Excerpts from a dataset:
- - -
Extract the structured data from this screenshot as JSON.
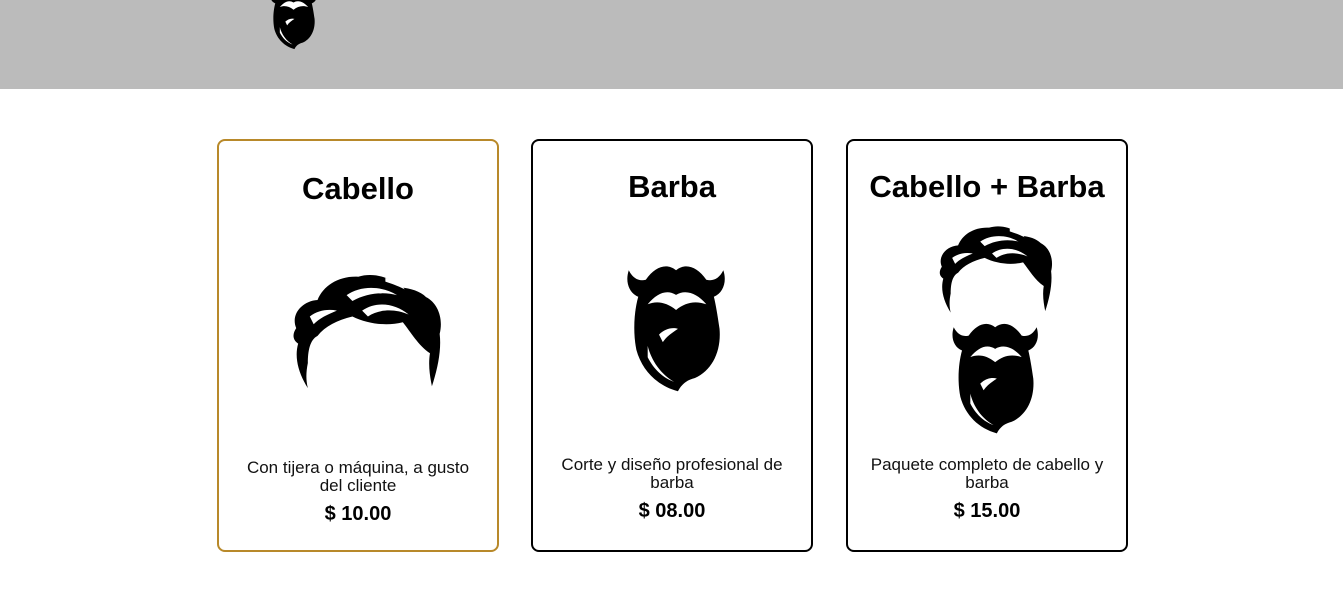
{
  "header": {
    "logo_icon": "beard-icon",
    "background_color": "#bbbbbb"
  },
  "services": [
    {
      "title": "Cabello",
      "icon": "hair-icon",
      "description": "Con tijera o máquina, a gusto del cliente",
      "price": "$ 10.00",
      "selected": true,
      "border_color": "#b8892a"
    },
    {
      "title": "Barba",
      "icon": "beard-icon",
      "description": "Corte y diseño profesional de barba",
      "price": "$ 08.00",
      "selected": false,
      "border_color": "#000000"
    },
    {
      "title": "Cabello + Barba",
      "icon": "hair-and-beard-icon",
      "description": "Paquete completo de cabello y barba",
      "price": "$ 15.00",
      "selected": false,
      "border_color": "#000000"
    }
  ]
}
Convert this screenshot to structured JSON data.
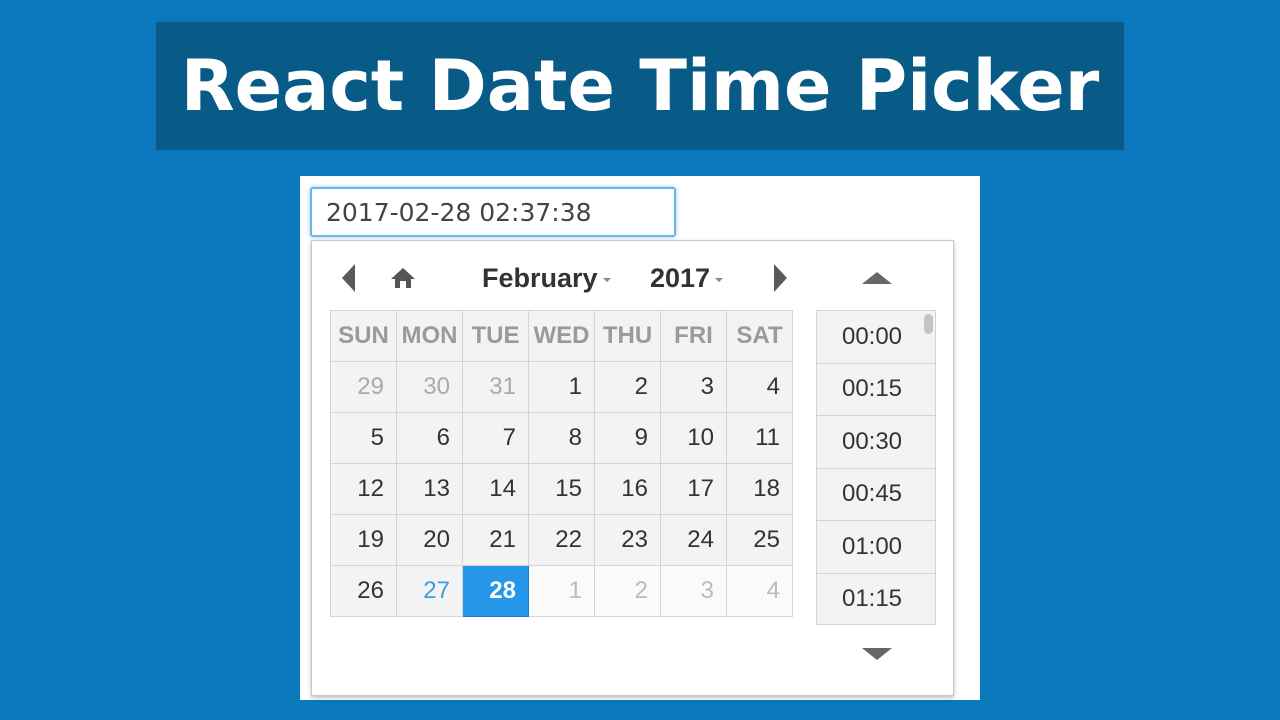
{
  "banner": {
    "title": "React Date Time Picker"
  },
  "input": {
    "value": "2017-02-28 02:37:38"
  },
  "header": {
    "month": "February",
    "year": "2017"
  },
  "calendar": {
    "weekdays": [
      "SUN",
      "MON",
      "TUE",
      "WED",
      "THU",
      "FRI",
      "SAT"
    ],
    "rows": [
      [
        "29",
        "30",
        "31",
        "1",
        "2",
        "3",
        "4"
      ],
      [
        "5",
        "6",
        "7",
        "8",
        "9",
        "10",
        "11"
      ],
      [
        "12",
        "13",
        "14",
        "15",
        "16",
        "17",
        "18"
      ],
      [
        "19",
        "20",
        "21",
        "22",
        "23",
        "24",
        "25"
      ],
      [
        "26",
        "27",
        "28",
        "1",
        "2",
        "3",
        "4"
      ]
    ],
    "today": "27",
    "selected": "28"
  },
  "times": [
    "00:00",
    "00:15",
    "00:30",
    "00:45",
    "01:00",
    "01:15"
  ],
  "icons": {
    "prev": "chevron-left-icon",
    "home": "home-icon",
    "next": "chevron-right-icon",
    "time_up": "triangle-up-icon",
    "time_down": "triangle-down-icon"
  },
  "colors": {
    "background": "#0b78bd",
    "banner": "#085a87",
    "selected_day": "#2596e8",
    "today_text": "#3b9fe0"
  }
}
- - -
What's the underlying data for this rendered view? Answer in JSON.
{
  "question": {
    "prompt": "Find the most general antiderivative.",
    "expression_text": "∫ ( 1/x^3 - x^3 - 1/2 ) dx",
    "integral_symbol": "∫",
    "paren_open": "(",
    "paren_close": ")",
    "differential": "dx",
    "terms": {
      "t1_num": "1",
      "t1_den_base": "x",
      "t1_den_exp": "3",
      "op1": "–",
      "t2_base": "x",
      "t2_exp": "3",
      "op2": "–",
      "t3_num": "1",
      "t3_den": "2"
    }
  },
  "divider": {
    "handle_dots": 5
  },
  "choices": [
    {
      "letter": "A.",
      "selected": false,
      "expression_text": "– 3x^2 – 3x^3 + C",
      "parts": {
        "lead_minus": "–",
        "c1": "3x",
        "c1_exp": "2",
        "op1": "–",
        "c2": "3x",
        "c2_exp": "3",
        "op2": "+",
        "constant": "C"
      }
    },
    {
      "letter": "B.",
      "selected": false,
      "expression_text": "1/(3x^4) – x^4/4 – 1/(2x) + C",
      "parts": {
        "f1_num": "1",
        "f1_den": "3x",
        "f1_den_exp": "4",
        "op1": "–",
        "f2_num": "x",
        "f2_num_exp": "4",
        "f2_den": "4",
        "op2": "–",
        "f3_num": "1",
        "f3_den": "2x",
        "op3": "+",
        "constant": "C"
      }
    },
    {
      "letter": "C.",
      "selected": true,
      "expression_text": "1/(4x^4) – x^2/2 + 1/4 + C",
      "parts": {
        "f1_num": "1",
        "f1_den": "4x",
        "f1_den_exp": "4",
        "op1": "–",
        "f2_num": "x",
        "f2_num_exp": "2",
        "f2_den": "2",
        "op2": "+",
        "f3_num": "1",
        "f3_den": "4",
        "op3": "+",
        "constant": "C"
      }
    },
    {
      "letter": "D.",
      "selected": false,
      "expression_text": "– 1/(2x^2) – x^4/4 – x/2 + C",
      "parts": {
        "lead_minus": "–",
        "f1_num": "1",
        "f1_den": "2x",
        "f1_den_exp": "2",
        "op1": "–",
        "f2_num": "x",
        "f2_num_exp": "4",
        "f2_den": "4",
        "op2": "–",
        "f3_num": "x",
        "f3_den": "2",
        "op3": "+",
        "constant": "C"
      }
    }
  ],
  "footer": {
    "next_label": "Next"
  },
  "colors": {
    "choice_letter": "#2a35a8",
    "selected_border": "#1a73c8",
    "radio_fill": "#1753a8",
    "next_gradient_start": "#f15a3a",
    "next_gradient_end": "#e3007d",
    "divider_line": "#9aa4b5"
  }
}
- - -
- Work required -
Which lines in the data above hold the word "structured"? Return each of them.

- Result -
Extract the structured data from this screenshot as JSON.
Convert this screenshot to structured JSON data.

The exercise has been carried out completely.